What are you currently listening to?

It’s a weird time because just out of boredom I’m listening to anything and everything. One of the most recent that I’ve really liked is Michael Kiwanuka. Probably one of my favourite albums ever is A Grand Don’t Come for Free by The Streets. I just really love, not necessarily the concept but I just thought the way he did that album was so different. Each song has its own story but yet all songs together are the full story and  you don’t need to listen to it all to understand it or appreciate it but if you do it makes it that bit better. I’ve always loved that one. I think that the way we operate and what they did on that album is that the music should tell the story along with the lyrics. It should add to it. We are writing music for the score of a film. What story we are trying to tell for a particular song is how we approach it.


What’s next on the horizon?

Hopefully get back gigging towards the end of summer but that depends on Covid-19. What we are definitely going to do is to keep recording and releasing music. We have a song already recorded that we are hoping to release in February 2021. We are just going to keep releasing singles for the time being and then as soon as gigs start back up we will be ready to go. We are not going to waste a second!  We have been in London coming up on 2 years now and that’s where we spend most of our days,

What advice would you give someone starting out in music?

That’s a good one. I would say try getting around with other people and when you can try just gig as much as possible. I was thrown in at the deep end a bit in terms of learning how to play drums. While I was playing gigs and when you are on stage and you make a mistake, you make sure you don’t make it twice because you don’t want to be up there in a room full of people not being able to play a song and that’s how I kind of learned.
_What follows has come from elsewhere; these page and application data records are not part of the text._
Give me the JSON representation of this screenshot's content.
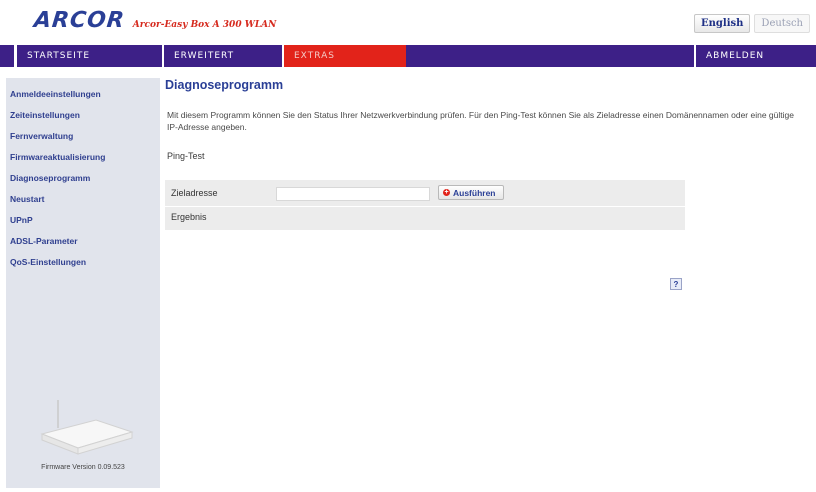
{
  "header": {
    "logo_brand": "ARCOR",
    "logo_model": "Arcor-Easy Box A 300 WLAN",
    "languages": [
      {
        "label": "English",
        "active": true
      },
      {
        "label": "Deutsch",
        "active": false
      }
    ]
  },
  "nav": {
    "startseite": "STARTSEITE",
    "erweitert": "ERWEITERT",
    "extras": "EXTRAS",
    "abmelden": "ABMELDEN"
  },
  "sidebar": {
    "items": [
      {
        "label": "Anmeldeeinstellungen"
      },
      {
        "label": "Zeiteinstellungen"
      },
      {
        "label": "Fernverwaltung"
      },
      {
        "label": "Firmwareaktualisierung"
      },
      {
        "label": "Diagnoseprogramm"
      },
      {
        "label": "Neustart"
      },
      {
        "label": "UPnP"
      },
      {
        "label": "ADSL-Parameter"
      },
      {
        "label": "QoS-Einstellungen"
      }
    ],
    "firmware": "Firmware Version 0.09.523"
  },
  "main": {
    "title": "Diagnoseprogramm",
    "description": "Mit diesem Programm können Sie den Status Ihrer Netzwerkverbindung prüfen. Für den Ping-Test können Sie als Zieladresse einen Domänennamen oder eine gültige IP-Adresse angeben.",
    "ping_label": "Ping-Test",
    "target_label": "Zieladresse",
    "target_value": "",
    "run_button": "Ausführen",
    "result_label": "Ergebnis",
    "help_glyph": "?"
  },
  "colors": {
    "nav_bg": "#3d2087",
    "nav_active": "#e2231a",
    "link": "#2f3f8f",
    "sidebar_bg": "#e1e4ec"
  },
  "icons": {
    "run": "plus-icon",
    "help": "help-icon"
  }
}
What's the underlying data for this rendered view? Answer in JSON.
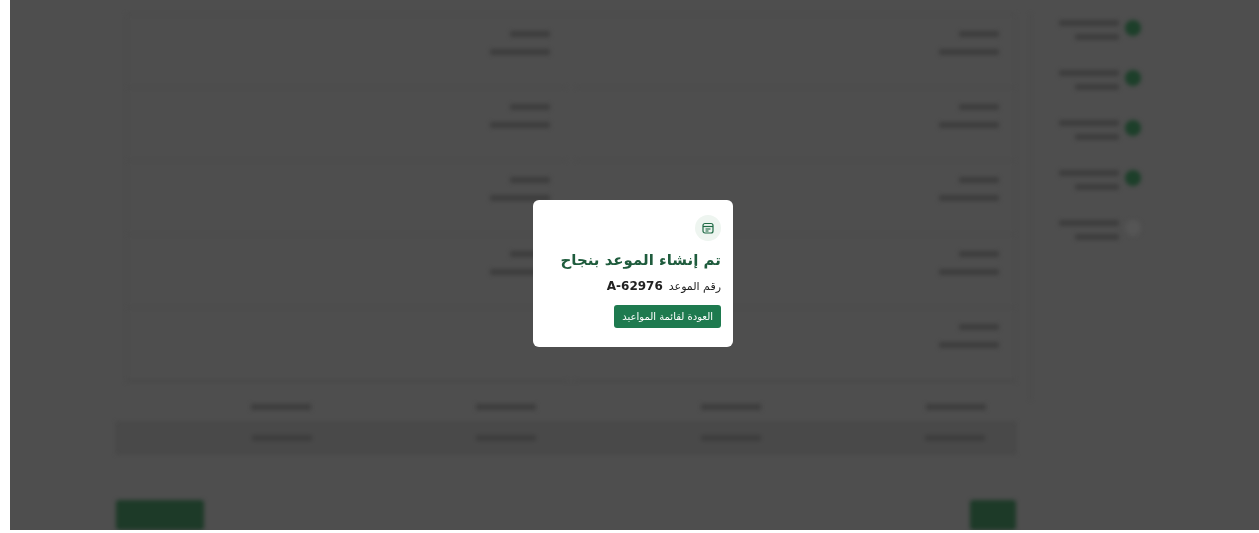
{
  "dialog": {
    "title": "تم إنشاء الموعد بنجاح",
    "number_label": "رقم الموعد",
    "number": "A-62976",
    "button": "العودة لقائمة المواعيد"
  }
}
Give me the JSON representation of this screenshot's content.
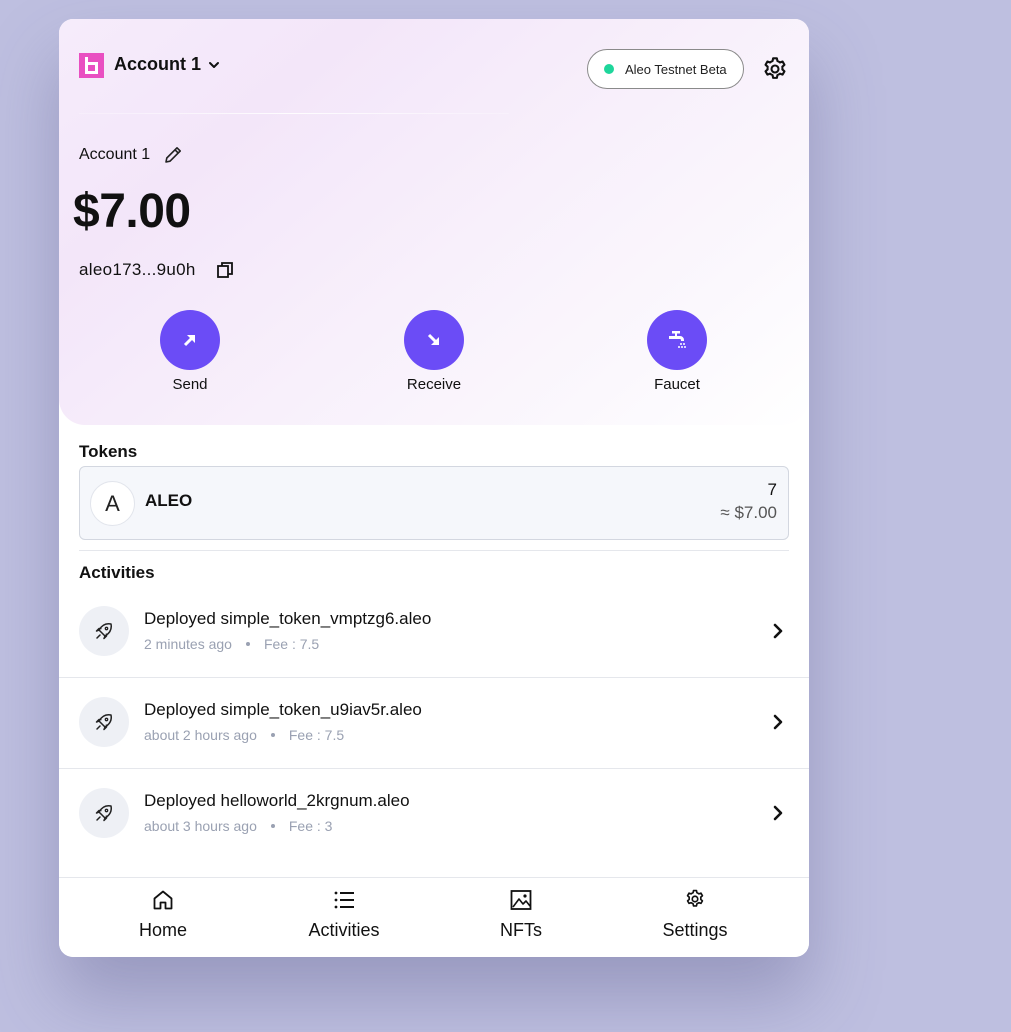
{
  "header": {
    "account_name": "Account 1",
    "network": "Aleo Testnet Beta",
    "network_status_color": "#1ed69b"
  },
  "account": {
    "label": "Account 1",
    "balance": "$7.00",
    "address": "aleo173...9u0h"
  },
  "actions": [
    {
      "label": "Send",
      "icon": "arrow-up-right-icon"
    },
    {
      "label": "Receive",
      "icon": "arrow-down-right-icon"
    },
    {
      "label": "Faucet",
      "icon": "faucet-icon"
    }
  ],
  "tokens": {
    "title": "Tokens",
    "items": [
      {
        "symbol": "ALEO",
        "icon_glyph": "A",
        "amount": "7",
        "usd": "≈ $7.00"
      }
    ]
  },
  "activities": {
    "title": "Activities",
    "items": [
      {
        "title": "Deployed simple_token_vmptzg6.aleo",
        "time": "2 minutes ago",
        "fee": "Fee : 7.5"
      },
      {
        "title": "Deployed simple_token_u9iav5r.aleo",
        "time": "about 2 hours ago",
        "fee": "Fee : 7.5"
      },
      {
        "title": "Deployed helloworld_2krgnum.aleo",
        "time": "about 3 hours ago",
        "fee": "Fee : 3"
      }
    ]
  },
  "nav": [
    {
      "label": "Home",
      "icon": "home-icon"
    },
    {
      "label": "Activities",
      "icon": "list-icon"
    },
    {
      "label": "NFTs",
      "icon": "image-icon"
    },
    {
      "label": "Settings",
      "icon": "gear-icon"
    }
  ],
  "colors": {
    "accent": "#6b4cf6",
    "logo": "#e94fc1",
    "background": "#bebfe0"
  }
}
I think you learn quicker if you throw yourself in at the deep end and I think it’s important to play with other musicians because again if you play by yourself in a room you’re just playing a chord or 2 but if you bring other musicians along to play in a room with you, you’d be surprised at how different it is because you have to kind of feel it with 3 or 4 other people. I think it’s important to play music with other people.
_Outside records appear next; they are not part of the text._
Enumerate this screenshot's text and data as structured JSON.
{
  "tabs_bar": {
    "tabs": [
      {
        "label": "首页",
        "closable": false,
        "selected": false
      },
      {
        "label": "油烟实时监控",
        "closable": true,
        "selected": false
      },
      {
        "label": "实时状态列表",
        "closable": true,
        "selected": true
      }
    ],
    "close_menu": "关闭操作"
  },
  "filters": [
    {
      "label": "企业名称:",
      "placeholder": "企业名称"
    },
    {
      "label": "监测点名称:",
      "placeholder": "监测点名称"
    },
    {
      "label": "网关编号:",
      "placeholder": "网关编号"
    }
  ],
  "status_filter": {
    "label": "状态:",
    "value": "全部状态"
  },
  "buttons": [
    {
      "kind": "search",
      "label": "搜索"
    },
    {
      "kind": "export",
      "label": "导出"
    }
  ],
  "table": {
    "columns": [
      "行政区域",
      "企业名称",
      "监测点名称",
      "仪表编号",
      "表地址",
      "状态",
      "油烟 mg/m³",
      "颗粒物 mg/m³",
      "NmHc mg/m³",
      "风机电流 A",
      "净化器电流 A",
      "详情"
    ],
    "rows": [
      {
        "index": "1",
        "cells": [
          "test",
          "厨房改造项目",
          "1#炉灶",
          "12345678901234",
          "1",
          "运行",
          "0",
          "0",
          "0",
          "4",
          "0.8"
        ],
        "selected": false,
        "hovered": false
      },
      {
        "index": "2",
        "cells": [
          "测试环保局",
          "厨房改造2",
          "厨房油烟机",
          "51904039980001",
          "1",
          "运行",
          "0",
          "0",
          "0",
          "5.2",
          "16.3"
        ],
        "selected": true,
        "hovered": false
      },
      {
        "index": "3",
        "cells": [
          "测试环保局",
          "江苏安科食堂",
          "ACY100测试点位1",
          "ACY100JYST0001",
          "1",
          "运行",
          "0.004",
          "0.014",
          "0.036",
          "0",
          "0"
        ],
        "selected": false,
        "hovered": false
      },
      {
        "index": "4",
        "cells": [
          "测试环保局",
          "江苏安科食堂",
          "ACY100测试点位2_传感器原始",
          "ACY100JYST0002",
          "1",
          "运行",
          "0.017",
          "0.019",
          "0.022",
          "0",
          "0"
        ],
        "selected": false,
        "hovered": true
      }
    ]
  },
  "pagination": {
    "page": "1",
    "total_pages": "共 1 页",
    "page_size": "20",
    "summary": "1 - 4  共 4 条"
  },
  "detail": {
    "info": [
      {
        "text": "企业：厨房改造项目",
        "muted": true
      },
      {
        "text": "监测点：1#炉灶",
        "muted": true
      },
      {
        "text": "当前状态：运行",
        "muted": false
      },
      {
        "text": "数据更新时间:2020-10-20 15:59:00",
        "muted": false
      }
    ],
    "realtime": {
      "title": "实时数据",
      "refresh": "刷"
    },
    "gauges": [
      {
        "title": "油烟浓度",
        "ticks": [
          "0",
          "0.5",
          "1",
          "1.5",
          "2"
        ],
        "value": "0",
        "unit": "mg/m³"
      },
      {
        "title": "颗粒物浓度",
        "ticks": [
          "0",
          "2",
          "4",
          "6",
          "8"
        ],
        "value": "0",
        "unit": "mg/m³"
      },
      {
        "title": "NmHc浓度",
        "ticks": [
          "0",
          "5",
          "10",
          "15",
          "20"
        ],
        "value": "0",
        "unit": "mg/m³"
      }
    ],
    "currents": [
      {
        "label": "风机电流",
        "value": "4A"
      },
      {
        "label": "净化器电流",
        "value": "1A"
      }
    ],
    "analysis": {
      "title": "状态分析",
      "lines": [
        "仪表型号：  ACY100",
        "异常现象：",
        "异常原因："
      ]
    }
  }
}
Your recent singles “Can I speak to a Manager?” and “Enough is Never Enough” got huge coverage. You must have been delighted with that response!

Both of them got a great response and a lot of radio plays here in Ireland which we love. Just because we moved to London doesn’t mean we want to stop making moves here in Ireland. We still want to make an impression here. Dan Hegarty (Radio Presenter) has been great to us and also Annie Mac (BBC Radio).  We’re delighted with it because when you choose a song to release, you obviously choose the one that you think is the best at the time. You never know how it’s going to be received. We’re very lucky and grateful for how people received it.

Covid-19 has had such a huge impact on everyone. How have you managed to cope?

We definitely took things for granted but to be honest we have been lucky as we all live in the same house so we have still been able to practice and record in the studio just because we haven’t been putting anyone at risk by doing those things. That’s been very lucky for us. I think the biggest thing is how much we miss doing gigs which isn’t that surprising I guess but I’ve really missed being able to go to a venue and just even the small things. I’ve been
missing every part of it.